Wednesday | February 14, 2018

Co-Sponsored by the Albert Shanker Institute and the American Federation of Teachers

On the bleakly polarized landscape of Capitol Hill politics, the December 2015 passage of Every Student Succeeds Act (ESSA) was a brief and exceptional moment of bi-partisan consensus. It was a moment of promise for the future of American education, premised on the idea that greater regulatory discretion for states and districts could create the policy space to correct the problems that had emerged during No Child Left Behind (NCLB) implementation. Chief among these problems were excessive standardized testing that was driving, not informing, American education and highly prescriptive federal frameworks for student promotion, teacher evaluation and school accountability that drew primarily upon that testing.

Now that the states have completed and submitted their first ESSA plans, it is an appropriate time to ask if the promise of ESSA is being realized. Which states and districts have used this new freedom to draw back from testing overreach, establishing more balanced approaches to student promotion, teacher evaluation and school accountability? Are states and districts using ESSA to provide the needed resources and supports to struggling schools, almost all of which serve students with the greatest needs? Are the fears that ESSA could diminish the federal government’s role as a promotor of educational equity and guardian of student civil rights proving reasonable? And if ESSA’s promise is not being realized, why not? What, if any, role has a Trump/DeVos Department of Education played in the first fruits of ESSA?
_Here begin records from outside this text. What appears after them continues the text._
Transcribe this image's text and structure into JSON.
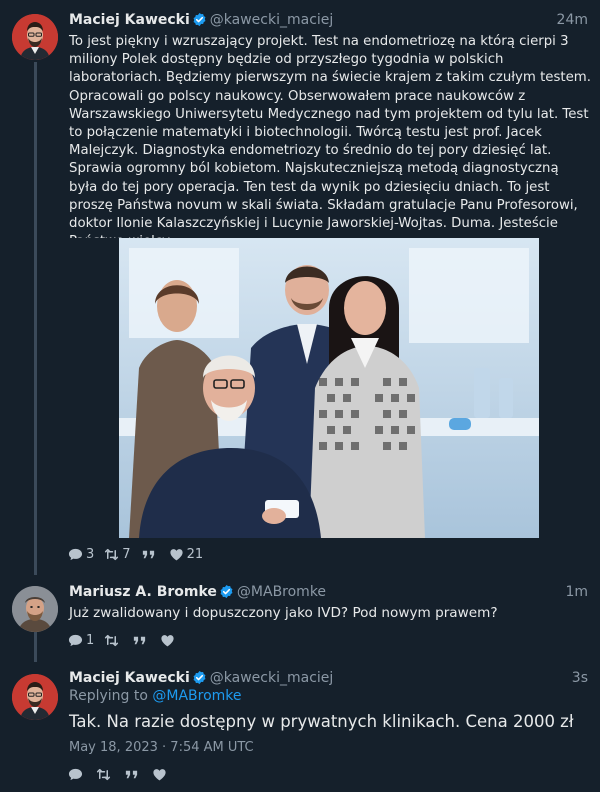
{
  "tweets": [
    {
      "name": "Maciej Kawecki",
      "handle": "@kawecki_maciej",
      "time": "24m",
      "text": "To jest piękny i wzruszający projekt. Test na endometriozę na którą cierpi 3 miliony Polek dostępny będzie od przyszłego tygodnia w polskich laboratoriach. Będziemy pierwszym na świecie krajem z takim czułym testem. Opracowali go polscy naukowcy. Obserwowałem prace naukowców z Warszawskiego Uniwersytetu Medycznego nad tym projektem od tylu lat. Test to połączenie matematyki i biotechnologii. Twórcą testu jest prof. Jacek Malejczyk. Diagnostyka endometriozy to średnio do tej pory dziesięć lat. Sprawia ogromny ból kobietom. Najskuteczniejszą metodą diagnostyczną była do tej pory operacja. Ten test da wynik po dziesięciu dniach. To jest proszę Państwa novum w skali świata. Składam gratulacje Panu Profesorowi, doktor Ilonie Kalaszczyńskiej i Lucynie Jaworskiej-Wojtas. Duma. Jesteście Państwo wielcy.",
      "replies": "3",
      "retweets": "7",
      "likes": "21"
    },
    {
      "name": "Mariusz A. Bromke",
      "handle": "@MABromke",
      "time": "1m",
      "text": "Już zwalidowany i dopuszczony jako IVD? Pod nowym prawem?",
      "replies": "1"
    },
    {
      "name": "Maciej Kawecki",
      "handle": "@kawecki_maciej",
      "time": "3s",
      "reply_prefix": "Replying to",
      "reply_to": "@MABromke",
      "text": "Tak. Na razie dostępny w prywatnych klinikach. Cena 2000 zł",
      "timestamp": "May 18, 2023 · 7:54 AM UTC"
    }
  ],
  "icons": {
    "reply": "reply-icon",
    "retweet": "retweet-icon",
    "quote": "quote-icon",
    "like": "heart-icon",
    "verified": "verified-badge-icon"
  },
  "colors": {
    "background": "#15202b",
    "accent": "#1d9bf0",
    "muted": "#8b98a5",
    "text": "#e7e9ea"
  }
}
Our panelists addressed these questions from the perspective of actors who have been involved in the development of state ESSA plans and of national organizations with a concern for educational equity and excellence.


Jessica Cardichon, Director of Federal Policy and Director, Washington D.C. Office, Learning Policy Institute

Daniel Montgomery, President, Illinois Federation of Teachers

Matthew Stem, Pennsylvania Deputy Secretary of Education for Elementary and Secondary Education

Marla Ucelli-Kashyap, Assistant to the President for Educational Issues, American Federation of Teachers

Moderator: Burnie Bond, Director of Programs, Albert Shanker Institute